Tseen Kho explains the importance of internal funding for research on the excellent Research Whisperer blog, which she co-created. “It can boost project competitiveness and track-record before a go at a bigger external grant. It can certainly boost the confidence of researchers trying to get their work off the blocks, or build their CV in the early days of their research career. It can bridge external grant gaps and allow researchers to stay on the radar.” Good-oh but the days when universities can afford such relatively low impact schemes may end once deregulation kicks in – it will be harder to fund lab time or a travel grant from undergraduate fees if they are set in a competitive market. Which is why I wonder how long it will be until other universities wake up to Deakin’s first-rate program using crowd funder Pozible to support research. Like Dr Mel Thomson’s excellent “Hips 4 hipsters” (developing antibiotics-CMM yesterday), which last night made its $11,762 (no I don’t why it is that exact) target. Crowd funding is almost impossible to beat to raise research funds for small projects and you can just hear a strapped for cash DVC R suggesting young scholars raise their own money rather than access university funds. Sort of like filling in a grant application – only crowd sourcing applications are considered by a planet size panel which takes some convincing, what with members donating their own dosh.

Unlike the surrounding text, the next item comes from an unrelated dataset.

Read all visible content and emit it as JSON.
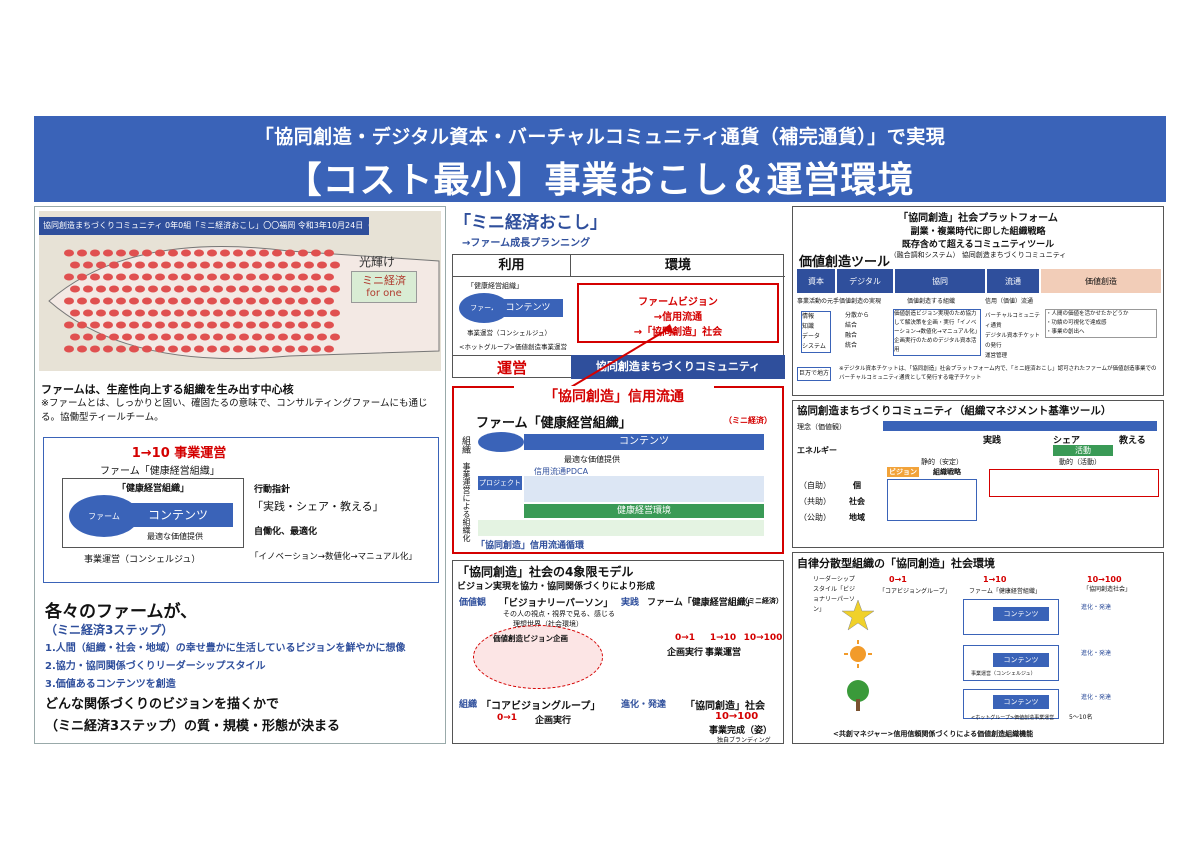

Competent accreditation

Udacity announces “nanodegrees,” “compact, flexible, and job-focused credentials that are stackable throughout your career”. They will take 6-12 months part time and teach specific skills. The early offerings are all in web development and IT comms. Gosh, they sound like competencies to me, based on training rather than higher education teaching and learning. Whatever, Australian universities like Charles Sturt are already using a MOOC model to do this sort of thing. But how, or can, these sort of courses can be accredited? Will people be able to assemble an academically recognised nano-degree? People at TEQSA may not be in the mood to contemplate taking on tasks this morning but this is surely a job for the agency.

Know something the world needs to know? Anonymity guaranteed but lots of questions asked, stephen4@hotkey.net.au